The Path onto Properity programme recently started to follow an Asset Based Community Development approach. Through this approach we focus more on supporting the development of community strengths and initiatives instead of focusing on problems. Through this approach we make communities real partners in development instead of being passive recipients. Watch this space! We are in the process of transforming the community development space.
We are also using the Asset Based Community Development approach in communities where we do not yet have a POP centres, working with communities to identify what they have and how to use and grow what they have.
Working in the field of development is not a sprint, but a marathon. Many children who have been in our programme for the past 25 years studied further, became assets to civil society, delayed pregnancy and stayed in school longer. We are now seeing POP graduates in their mid-twenties having starting their families as sober attentive young mothers who are able to care for and nurture their babies beautifully.

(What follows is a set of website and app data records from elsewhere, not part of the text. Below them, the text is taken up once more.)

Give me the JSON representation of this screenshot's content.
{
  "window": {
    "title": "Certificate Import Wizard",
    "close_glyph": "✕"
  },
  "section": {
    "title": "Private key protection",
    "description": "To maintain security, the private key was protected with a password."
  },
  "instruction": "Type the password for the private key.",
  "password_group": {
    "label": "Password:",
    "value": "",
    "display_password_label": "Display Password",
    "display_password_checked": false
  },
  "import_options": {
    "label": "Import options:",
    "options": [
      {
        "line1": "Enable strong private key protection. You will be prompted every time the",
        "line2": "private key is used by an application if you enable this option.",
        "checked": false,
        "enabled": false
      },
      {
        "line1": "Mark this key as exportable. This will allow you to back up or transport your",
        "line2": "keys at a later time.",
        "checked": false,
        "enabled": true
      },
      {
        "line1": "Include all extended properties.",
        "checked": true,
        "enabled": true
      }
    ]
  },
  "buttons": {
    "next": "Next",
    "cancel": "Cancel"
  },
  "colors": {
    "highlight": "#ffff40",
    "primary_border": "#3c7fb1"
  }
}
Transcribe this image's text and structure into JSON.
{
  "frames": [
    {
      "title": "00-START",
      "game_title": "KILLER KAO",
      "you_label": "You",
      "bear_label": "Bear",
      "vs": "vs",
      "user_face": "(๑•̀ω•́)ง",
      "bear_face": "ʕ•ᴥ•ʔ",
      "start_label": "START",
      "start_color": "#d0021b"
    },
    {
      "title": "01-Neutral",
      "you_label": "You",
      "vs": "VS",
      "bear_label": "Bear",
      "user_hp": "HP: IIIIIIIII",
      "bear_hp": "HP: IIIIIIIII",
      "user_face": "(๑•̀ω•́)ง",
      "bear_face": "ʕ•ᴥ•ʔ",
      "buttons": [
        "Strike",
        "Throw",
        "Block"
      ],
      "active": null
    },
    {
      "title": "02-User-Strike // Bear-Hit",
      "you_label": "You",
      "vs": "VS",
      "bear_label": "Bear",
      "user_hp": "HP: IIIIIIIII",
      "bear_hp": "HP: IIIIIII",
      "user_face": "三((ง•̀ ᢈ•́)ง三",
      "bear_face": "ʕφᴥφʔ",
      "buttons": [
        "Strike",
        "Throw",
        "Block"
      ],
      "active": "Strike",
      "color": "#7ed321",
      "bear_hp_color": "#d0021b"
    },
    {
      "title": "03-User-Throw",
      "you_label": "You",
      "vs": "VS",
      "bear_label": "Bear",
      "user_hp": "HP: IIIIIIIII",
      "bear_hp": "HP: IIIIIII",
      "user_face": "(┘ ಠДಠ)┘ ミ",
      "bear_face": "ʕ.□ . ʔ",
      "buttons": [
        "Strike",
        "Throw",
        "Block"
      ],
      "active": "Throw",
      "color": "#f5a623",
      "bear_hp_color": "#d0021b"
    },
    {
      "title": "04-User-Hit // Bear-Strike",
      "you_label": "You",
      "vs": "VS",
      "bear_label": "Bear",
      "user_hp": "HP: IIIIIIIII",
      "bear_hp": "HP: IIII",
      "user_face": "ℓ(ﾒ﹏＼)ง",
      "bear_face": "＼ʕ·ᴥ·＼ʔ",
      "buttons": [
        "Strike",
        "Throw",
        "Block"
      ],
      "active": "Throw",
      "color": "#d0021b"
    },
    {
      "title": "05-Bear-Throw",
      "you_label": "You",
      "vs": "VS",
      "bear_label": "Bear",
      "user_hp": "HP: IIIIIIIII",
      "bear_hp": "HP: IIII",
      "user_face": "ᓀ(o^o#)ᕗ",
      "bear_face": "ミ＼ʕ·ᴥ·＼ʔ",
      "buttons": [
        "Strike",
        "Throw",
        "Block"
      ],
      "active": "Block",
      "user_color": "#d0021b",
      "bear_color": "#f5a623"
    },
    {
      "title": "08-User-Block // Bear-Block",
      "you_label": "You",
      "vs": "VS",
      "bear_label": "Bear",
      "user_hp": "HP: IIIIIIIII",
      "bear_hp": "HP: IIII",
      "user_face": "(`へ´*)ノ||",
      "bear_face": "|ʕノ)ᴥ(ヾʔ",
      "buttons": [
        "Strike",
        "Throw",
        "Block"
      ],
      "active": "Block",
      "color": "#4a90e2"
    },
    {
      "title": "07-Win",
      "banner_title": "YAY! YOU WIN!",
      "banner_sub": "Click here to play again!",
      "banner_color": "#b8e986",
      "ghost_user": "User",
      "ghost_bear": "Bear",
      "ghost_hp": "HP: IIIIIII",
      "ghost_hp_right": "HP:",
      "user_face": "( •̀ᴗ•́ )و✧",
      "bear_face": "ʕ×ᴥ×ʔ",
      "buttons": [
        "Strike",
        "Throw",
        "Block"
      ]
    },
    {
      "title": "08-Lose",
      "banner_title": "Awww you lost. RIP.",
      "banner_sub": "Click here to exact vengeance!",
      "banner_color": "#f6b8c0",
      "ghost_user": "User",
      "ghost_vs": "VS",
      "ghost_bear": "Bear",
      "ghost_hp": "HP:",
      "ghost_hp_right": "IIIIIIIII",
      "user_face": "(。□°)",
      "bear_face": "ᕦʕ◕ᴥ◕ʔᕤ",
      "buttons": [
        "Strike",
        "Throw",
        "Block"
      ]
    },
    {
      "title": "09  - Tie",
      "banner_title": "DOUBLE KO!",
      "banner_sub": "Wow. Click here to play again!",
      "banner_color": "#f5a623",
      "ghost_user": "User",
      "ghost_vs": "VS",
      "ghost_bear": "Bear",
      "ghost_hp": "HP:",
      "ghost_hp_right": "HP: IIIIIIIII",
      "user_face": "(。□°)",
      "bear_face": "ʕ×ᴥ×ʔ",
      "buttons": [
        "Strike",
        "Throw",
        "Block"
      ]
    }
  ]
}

In 2018 children in our afterschool programme’s maths results improved in 2018 (comparing first to third quarter) by an average of 17% and in new centres like Porterville up to 60%!!We also measure behaviour and children’s Body Mass Index to pick up any health or social problems to refer to our social work department.
For more information see the POP 2018 M&E report. Monitoring and evaluation report for POP programme 2018
In-progress POP Centres:
(Areas which have expressed interest in POP Centres; and have begun the process of establishing one)
- POP Saron – in process
2. POP Gouda
How are we doing?
There have been some modest successes. Whereas 95% of children dropped out of school by the fifth year of education when we started out in the mid-90s, now children in the POP programme go to high school and stay until they reach their highest potential.
We have also seen a substantial drop in early teenage pregnancies which were very common before we started with POP. We are now seeing POP graduates in their mid-twenties having starting their families as sober attentive young mothers who are able to care for and nurture their babies beautifully.